PROMPT ▸ Filter the data below for the string "Iván" and copy each matching line.

Items listed in a dataset
====

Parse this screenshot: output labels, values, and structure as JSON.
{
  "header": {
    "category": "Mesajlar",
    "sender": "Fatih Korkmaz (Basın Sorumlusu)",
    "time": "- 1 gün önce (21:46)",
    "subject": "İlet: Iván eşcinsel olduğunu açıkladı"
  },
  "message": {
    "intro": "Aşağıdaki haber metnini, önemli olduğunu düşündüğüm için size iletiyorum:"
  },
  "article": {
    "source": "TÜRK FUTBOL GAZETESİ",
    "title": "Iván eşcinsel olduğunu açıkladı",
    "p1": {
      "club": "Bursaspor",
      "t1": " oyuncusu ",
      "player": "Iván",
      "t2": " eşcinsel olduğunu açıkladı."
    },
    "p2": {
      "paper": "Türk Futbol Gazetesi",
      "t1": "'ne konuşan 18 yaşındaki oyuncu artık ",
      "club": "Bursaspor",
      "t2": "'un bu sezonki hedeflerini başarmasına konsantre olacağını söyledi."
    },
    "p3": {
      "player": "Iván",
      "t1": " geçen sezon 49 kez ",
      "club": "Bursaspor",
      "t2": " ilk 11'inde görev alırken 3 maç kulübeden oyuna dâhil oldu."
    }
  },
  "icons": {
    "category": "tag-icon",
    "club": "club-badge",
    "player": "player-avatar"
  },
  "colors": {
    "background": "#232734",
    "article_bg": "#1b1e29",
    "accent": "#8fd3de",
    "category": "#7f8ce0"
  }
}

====

REPLY ▸
    "subject": "İlet: Iván eşcinsel olduğunu açıkladı"
    "title": "Iván eşcinsel olduğunu açıkladı",
      "player": "Iván",
      "player": "Iván",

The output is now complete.